TASK TO CARRY OUT: Where the word "link" shows up in the entries below, please copy the whole line.

((

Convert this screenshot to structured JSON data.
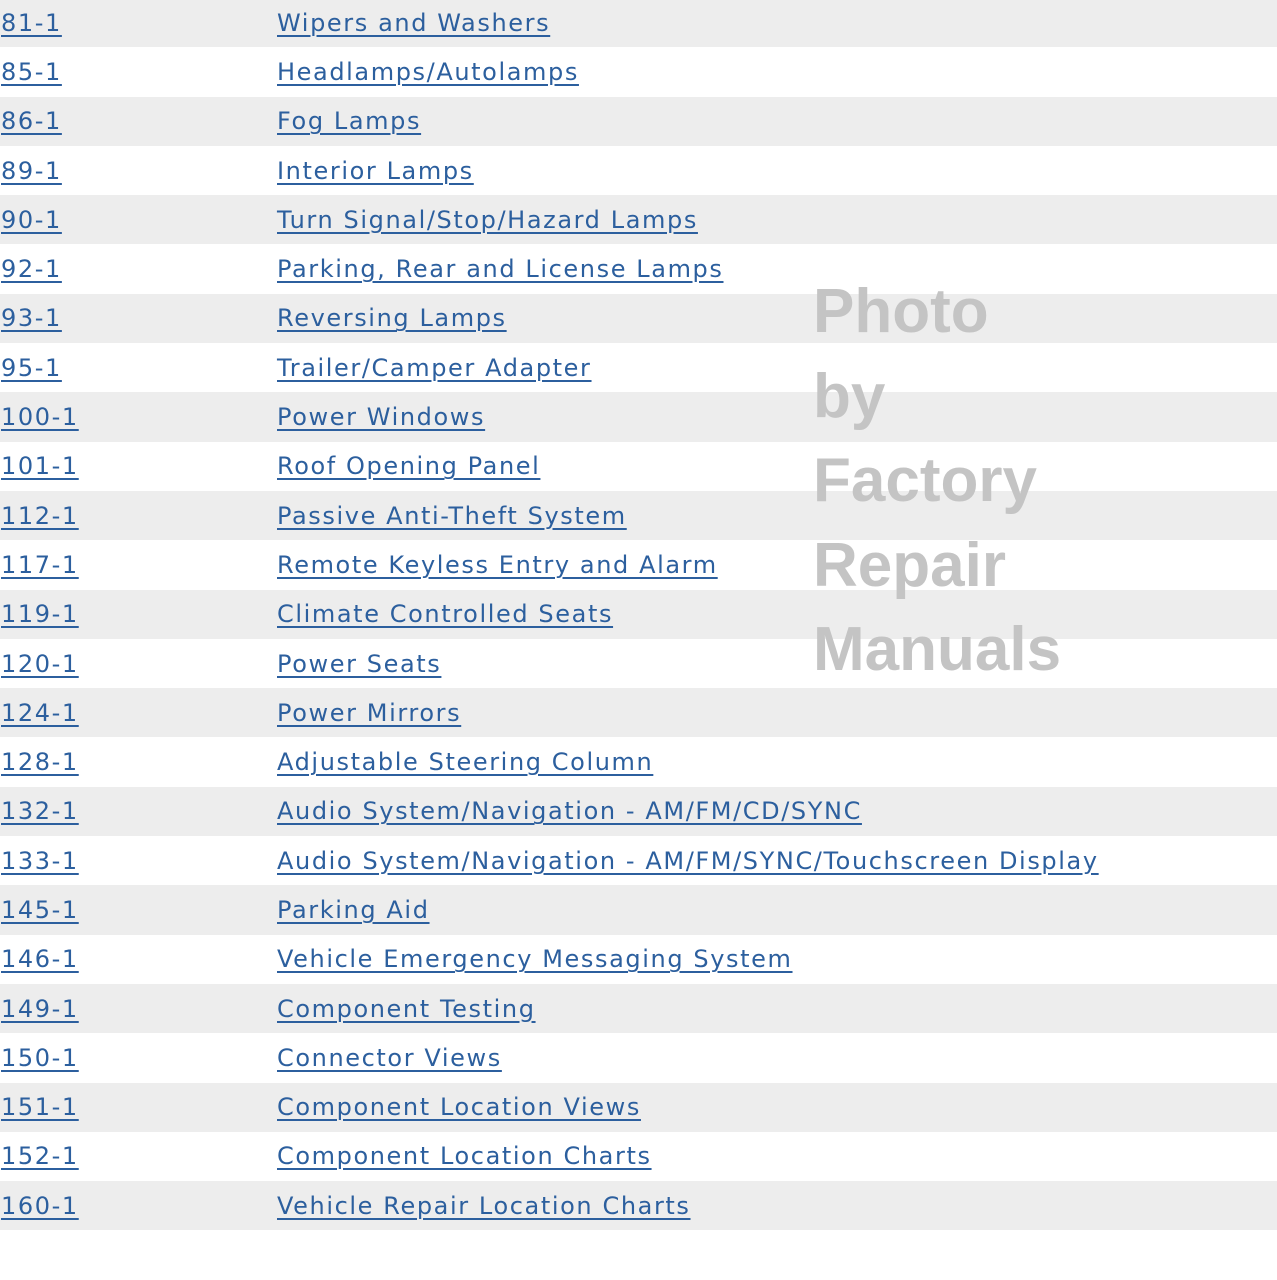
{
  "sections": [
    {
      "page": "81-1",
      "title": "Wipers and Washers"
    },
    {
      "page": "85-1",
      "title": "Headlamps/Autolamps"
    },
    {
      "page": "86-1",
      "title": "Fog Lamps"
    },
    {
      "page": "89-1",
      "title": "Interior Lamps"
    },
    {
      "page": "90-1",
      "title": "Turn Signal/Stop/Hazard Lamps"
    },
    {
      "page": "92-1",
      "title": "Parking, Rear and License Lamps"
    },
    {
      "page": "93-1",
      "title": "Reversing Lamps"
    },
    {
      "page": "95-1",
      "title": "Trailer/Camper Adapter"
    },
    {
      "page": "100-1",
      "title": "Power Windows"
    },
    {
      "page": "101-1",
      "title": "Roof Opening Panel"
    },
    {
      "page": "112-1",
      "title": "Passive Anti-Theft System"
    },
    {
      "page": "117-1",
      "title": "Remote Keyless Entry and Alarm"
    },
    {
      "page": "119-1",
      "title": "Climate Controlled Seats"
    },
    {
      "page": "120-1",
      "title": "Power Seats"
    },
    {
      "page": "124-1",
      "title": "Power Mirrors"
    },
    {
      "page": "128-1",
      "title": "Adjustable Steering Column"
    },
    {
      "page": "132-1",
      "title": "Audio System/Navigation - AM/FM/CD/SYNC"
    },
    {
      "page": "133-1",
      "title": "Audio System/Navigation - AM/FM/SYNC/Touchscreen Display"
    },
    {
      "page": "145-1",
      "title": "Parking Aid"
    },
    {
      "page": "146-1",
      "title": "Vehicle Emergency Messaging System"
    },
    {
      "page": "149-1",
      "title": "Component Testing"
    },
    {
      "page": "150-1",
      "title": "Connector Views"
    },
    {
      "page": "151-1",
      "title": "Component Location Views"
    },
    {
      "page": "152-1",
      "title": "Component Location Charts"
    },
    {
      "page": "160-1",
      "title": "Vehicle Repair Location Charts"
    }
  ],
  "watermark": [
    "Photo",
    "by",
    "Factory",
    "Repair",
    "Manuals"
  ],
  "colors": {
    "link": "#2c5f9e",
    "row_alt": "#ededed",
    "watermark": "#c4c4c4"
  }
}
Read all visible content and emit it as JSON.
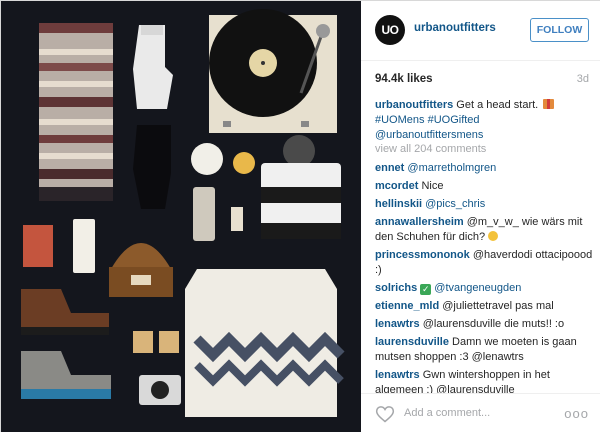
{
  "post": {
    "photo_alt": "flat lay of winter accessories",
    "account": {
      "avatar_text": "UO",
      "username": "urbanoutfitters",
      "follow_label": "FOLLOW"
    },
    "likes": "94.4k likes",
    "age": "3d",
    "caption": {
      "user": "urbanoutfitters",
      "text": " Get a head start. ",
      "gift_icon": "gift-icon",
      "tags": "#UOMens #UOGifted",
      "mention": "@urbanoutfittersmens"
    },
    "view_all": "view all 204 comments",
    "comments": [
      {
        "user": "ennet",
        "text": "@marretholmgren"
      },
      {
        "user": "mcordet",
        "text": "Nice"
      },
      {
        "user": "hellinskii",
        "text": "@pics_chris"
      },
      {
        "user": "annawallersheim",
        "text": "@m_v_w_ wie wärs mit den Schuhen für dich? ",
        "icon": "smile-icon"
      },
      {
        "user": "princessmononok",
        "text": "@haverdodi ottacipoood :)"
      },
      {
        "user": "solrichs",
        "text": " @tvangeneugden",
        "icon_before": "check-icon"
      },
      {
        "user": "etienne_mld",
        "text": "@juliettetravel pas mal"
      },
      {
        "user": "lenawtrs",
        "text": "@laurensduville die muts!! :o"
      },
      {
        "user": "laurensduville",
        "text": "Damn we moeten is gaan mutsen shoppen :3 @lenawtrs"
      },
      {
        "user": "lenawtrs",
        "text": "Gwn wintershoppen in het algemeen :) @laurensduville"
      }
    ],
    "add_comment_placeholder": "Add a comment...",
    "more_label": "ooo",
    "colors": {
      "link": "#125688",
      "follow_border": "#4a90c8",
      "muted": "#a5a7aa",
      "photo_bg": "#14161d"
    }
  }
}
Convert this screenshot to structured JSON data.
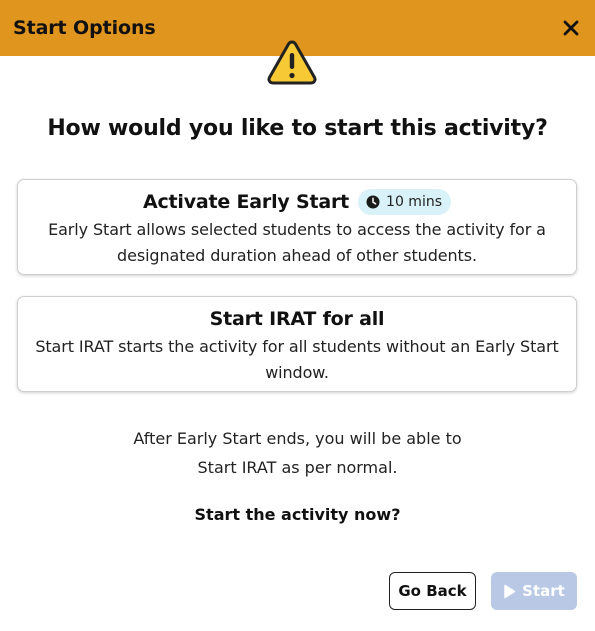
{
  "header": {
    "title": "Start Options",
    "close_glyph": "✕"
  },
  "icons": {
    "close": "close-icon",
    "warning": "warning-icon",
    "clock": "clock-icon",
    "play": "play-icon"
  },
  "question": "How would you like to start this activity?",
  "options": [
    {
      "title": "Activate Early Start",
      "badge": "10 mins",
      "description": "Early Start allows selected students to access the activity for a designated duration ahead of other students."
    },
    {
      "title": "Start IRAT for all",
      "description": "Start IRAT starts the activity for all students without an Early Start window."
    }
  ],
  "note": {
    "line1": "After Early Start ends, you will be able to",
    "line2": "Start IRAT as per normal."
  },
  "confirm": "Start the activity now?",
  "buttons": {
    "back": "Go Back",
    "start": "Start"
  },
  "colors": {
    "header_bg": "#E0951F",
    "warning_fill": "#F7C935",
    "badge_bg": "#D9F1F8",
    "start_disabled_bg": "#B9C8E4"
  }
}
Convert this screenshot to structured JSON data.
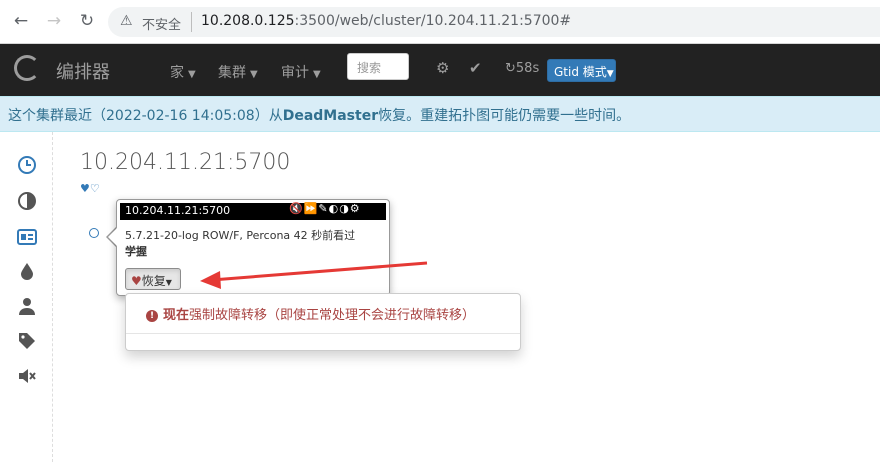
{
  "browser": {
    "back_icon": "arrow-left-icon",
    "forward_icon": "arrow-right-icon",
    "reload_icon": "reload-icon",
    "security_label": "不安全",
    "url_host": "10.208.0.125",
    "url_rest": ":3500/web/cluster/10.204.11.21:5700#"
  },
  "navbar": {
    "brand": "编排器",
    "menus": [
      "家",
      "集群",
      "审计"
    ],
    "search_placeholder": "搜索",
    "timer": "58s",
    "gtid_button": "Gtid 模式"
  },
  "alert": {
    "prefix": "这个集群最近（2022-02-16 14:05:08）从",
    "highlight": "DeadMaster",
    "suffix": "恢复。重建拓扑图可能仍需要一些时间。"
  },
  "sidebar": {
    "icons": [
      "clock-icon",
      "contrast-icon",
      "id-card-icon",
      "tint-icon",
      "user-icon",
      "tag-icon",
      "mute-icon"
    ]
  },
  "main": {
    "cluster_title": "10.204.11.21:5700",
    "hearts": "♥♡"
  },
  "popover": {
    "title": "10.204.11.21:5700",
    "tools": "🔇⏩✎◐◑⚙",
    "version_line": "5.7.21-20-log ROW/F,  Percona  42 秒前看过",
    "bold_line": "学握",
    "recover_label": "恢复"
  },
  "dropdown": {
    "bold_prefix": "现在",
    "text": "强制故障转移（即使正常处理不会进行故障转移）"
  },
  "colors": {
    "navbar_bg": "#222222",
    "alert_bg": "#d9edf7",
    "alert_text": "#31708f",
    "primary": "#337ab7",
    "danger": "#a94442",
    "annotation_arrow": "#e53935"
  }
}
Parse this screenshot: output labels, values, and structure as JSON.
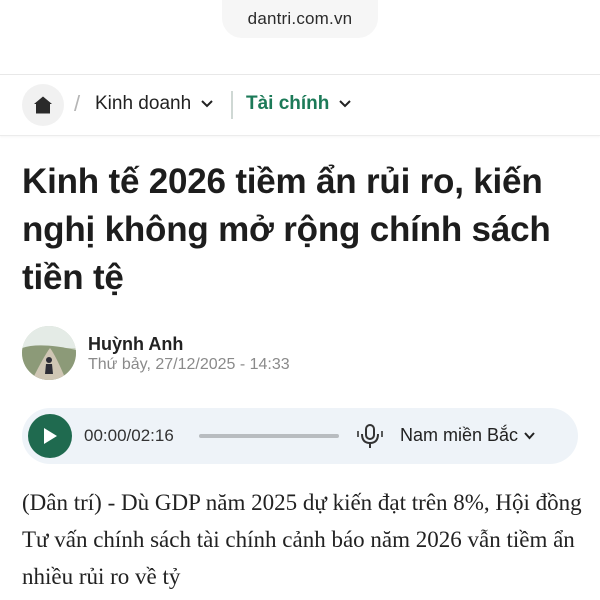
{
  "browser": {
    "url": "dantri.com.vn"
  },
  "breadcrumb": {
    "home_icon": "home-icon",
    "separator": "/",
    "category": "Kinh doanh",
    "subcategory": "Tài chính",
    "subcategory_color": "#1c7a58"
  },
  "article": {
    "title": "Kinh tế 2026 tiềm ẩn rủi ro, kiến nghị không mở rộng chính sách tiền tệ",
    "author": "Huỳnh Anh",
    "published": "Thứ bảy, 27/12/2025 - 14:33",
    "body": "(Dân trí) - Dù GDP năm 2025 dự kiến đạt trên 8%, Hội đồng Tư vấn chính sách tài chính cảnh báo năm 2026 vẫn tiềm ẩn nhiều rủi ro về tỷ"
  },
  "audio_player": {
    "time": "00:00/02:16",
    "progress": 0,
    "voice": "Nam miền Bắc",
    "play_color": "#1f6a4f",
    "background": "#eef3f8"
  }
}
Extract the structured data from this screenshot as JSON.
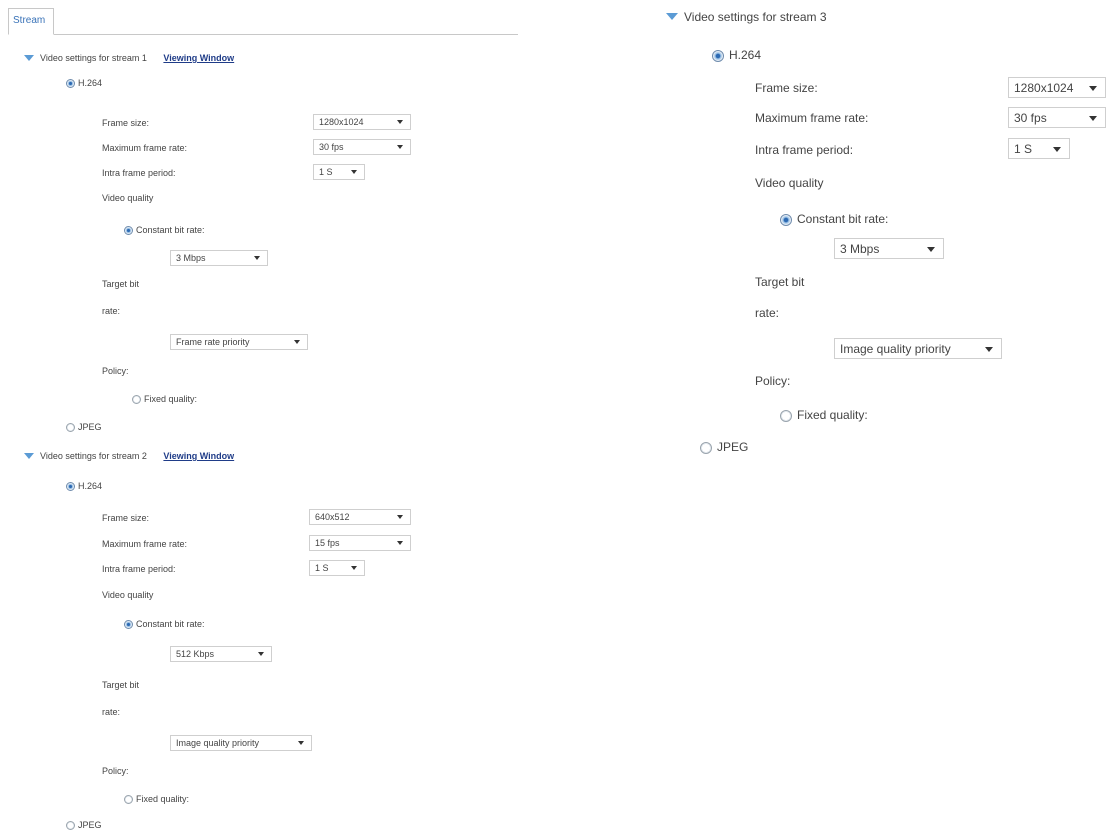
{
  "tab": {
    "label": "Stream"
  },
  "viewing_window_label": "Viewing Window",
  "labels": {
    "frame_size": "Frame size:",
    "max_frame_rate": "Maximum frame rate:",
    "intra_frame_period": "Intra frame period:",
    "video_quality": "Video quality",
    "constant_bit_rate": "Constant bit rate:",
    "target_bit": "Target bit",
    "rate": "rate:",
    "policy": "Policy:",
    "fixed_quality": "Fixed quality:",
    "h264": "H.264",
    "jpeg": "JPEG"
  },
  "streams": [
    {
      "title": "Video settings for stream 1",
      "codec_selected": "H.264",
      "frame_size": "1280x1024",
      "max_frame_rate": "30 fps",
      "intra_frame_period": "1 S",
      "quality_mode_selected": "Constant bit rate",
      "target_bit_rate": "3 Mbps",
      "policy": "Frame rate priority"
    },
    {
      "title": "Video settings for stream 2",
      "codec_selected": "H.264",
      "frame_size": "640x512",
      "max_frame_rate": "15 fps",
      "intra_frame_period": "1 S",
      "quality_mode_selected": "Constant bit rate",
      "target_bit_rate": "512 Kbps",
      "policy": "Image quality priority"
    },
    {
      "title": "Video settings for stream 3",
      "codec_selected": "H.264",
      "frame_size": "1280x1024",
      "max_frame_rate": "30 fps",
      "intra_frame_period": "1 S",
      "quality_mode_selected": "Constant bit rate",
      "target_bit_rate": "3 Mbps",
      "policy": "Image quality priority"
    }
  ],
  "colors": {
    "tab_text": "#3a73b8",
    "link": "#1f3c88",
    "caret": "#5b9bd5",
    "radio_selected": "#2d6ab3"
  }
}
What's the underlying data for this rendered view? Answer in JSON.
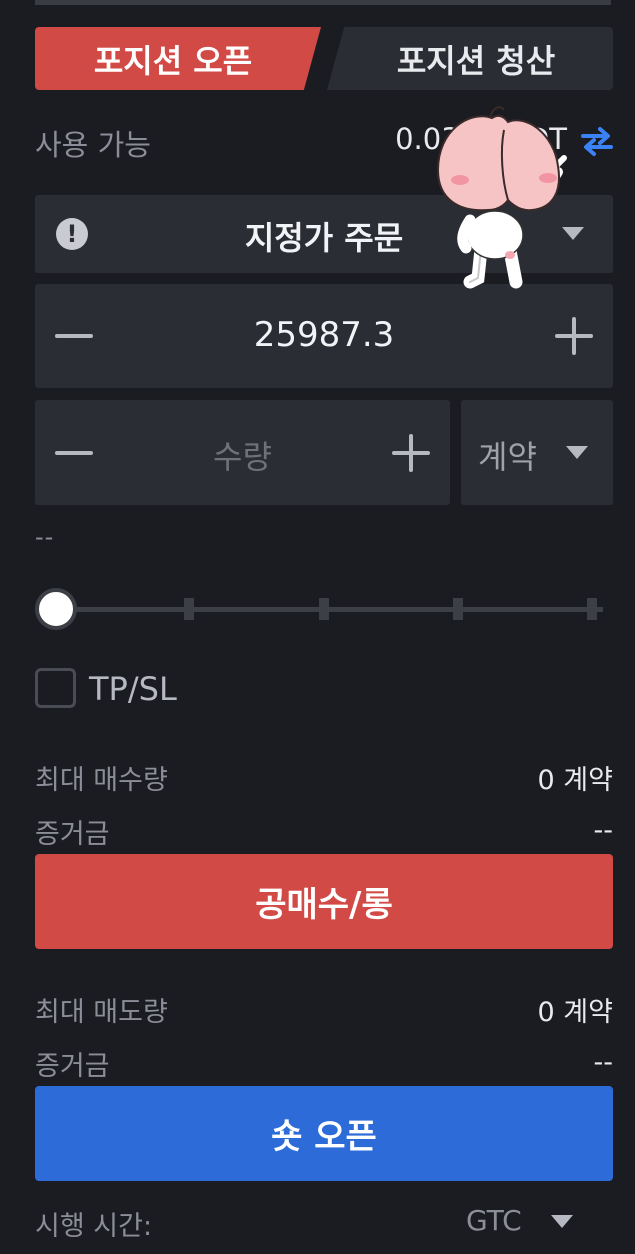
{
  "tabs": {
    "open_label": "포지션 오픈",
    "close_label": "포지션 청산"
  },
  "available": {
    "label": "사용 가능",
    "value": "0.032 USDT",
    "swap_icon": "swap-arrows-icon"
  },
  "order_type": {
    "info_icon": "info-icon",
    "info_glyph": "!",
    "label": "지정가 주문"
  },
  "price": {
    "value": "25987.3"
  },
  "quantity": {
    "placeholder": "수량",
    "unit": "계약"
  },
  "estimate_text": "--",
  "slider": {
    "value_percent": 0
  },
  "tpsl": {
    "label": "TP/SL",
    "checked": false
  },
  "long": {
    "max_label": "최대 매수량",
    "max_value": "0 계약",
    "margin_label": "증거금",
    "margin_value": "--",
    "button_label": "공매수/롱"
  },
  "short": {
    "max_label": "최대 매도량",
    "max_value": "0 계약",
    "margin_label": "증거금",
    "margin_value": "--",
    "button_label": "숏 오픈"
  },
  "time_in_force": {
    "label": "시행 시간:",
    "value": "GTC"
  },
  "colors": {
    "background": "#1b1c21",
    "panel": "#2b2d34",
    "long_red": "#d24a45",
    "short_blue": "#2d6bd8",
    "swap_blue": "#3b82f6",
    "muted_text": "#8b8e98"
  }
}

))

ANSWER:
    "link": "#2c5f9e",
      "link": "#125688",
    "link": "#1f3c88",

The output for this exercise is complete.